• What is expected
Set the records down again in full, exactly as they are, apart from the images.

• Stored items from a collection
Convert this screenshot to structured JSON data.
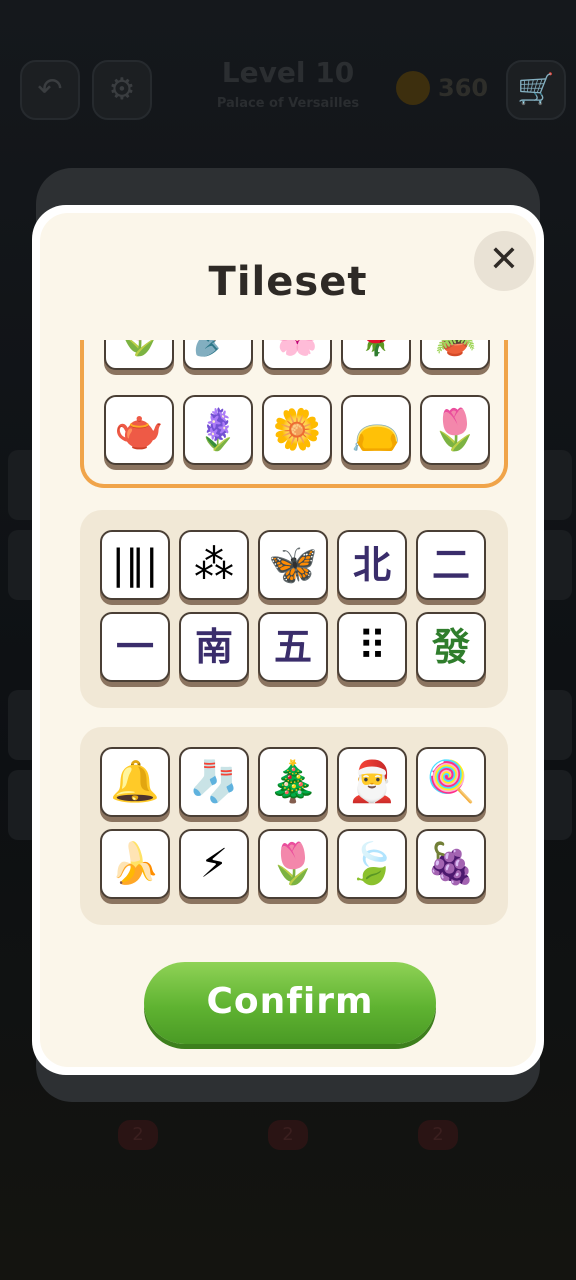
{
  "background": {
    "level_title": "Level 10",
    "level_subtitle": "Palace of Versailles",
    "coins": "360",
    "badge_values": [
      "2",
      "2",
      "2"
    ],
    "icons": {
      "back": "back-arrow-icon",
      "settings": "gear-icon",
      "shop": "cart-icon",
      "coin": "coin-icon"
    }
  },
  "modal": {
    "title": "Tileset",
    "close_label": "✕",
    "confirm_label": "Confirm",
    "tilesets": [
      {
        "name_hidden": true,
        "selected": true,
        "accent_color": "#f0a44a",
        "rows": [
          [
            "tulip-icon",
            "shovel-icon",
            "cherry-blossom-icon",
            "rose-icon",
            "flower-pot-icon"
          ],
          [
            "watering-can-icon",
            "hyacinth-icon",
            "blue-flower-icon",
            "seed-sack-icon",
            "purple-tulip-icon"
          ]
        ],
        "glyphs": [
          [
            "🌷",
            "🪏",
            "🌸",
            "🌹",
            "🪴"
          ],
          [
            "🫖",
            "🪻",
            "🌼",
            "👝",
            "🌷"
          ]
        ]
      },
      {
        "selected": false,
        "rows": [
          [
            "bamboo-tile-icon",
            "circle-tile-icon",
            "butterfly-icon",
            "north-char",
            "two-char"
          ],
          [
            "one-char",
            "south-char",
            "five-char",
            "nine-circles-icon",
            "green-dragon-char"
          ]
        ],
        "glyphs": [
          [
            "|‖|",
            "⁂",
            "🦋",
            "北",
            "二"
          ],
          [
            "一",
            "南",
            "五",
            "⠿",
            "發"
          ]
        ]
      },
      {
        "selected": false,
        "rows": [
          [
            "bell-icon",
            "stocking-icon",
            "christmas-tree-icon",
            "santa-hat-icon",
            "candy-cane-icon"
          ],
          [
            "banana-icon",
            "lightning-icon",
            "yellow-tulip-icon",
            "leaf-icon",
            "grapes-icon"
          ]
        ],
        "glyphs": [
          [
            "🔔",
            "🧦",
            "🎄",
            "🎅",
            "🍭"
          ],
          [
            "🍌",
            "⚡",
            "🌷",
            "🍃",
            "🍇"
          ]
        ]
      }
    ]
  },
  "colors": {
    "modal_bg": "#fbf6ea",
    "tileset_bg": "#f1e8d6",
    "confirm_green": "#5fb331",
    "selected_border": "#f0a44a",
    "char_purple": "#3a2d6b",
    "char_green": "#2f7d2c"
  }
}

• Response
Convert this screenshot to structured JSON data.
{
  "background": {
    "level_title": "Level 10",
    "level_subtitle": "Palace of Versailles",
    "coins": "360",
    "badge_values": [
      "2",
      "2",
      "2"
    ],
    "icons": {
      "back": "back-arrow-icon",
      "settings": "gear-icon",
      "shop": "cart-icon",
      "coin": "coin-icon"
    }
  },
  "modal": {
    "title": "Tileset",
    "close_label": "✕",
    "confirm_label": "Confirm",
    "tilesets": [
      {
        "name_hidden": true,
        "selected": true,
        "accent_color": "#f0a44a",
        "rows": [
          [
            "tulip-icon",
            "shovel-icon",
            "cherry-blossom-icon",
            "rose-icon",
            "flower-pot-icon"
          ],
          [
            "watering-can-icon",
            "hyacinth-icon",
            "blue-flower-icon",
            "seed-sack-icon",
            "purple-tulip-icon"
          ]
        ],
        "glyphs": [
          [
            "🌷",
            "🪏",
            "🌸",
            "🌹",
            "🪴"
          ],
          [
            "🫖",
            "🪻",
            "🌼",
            "👝",
            "🌷"
          ]
        ]
      },
      {
        "selected": false,
        "rows": [
          [
            "bamboo-tile-icon",
            "circle-tile-icon",
            "butterfly-icon",
            "north-char",
            "two-char"
          ],
          [
            "one-char",
            "south-char",
            "five-char",
            "nine-circles-icon",
            "green-dragon-char"
          ]
        ],
        "glyphs": [
          [
            "|‖|",
            "⁂",
            "🦋",
            "北",
            "二"
          ],
          [
            "一",
            "南",
            "五",
            "⠿",
            "發"
          ]
        ]
      },
      {
        "selected": false,
        "rows": [
          [
            "bell-icon",
            "stocking-icon",
            "christmas-tree-icon",
            "santa-hat-icon",
            "candy-cane-icon"
          ],
          [
            "banana-icon",
            "lightning-icon",
            "yellow-tulip-icon",
            "leaf-icon",
            "grapes-icon"
          ]
        ],
        "glyphs": [
          [
            "🔔",
            "🧦",
            "🎄",
            "🎅",
            "🍭"
          ],
          [
            "🍌",
            "⚡",
            "🌷",
            "🍃",
            "🍇"
          ]
        ]
      }
    ]
  },
  "colors": {
    "modal_bg": "#fbf6ea",
    "tileset_bg": "#f1e8d6",
    "confirm_green": "#5fb331",
    "selected_border": "#f0a44a",
    "char_purple": "#3a2d6b",
    "char_green": "#2f7d2c"
  }
}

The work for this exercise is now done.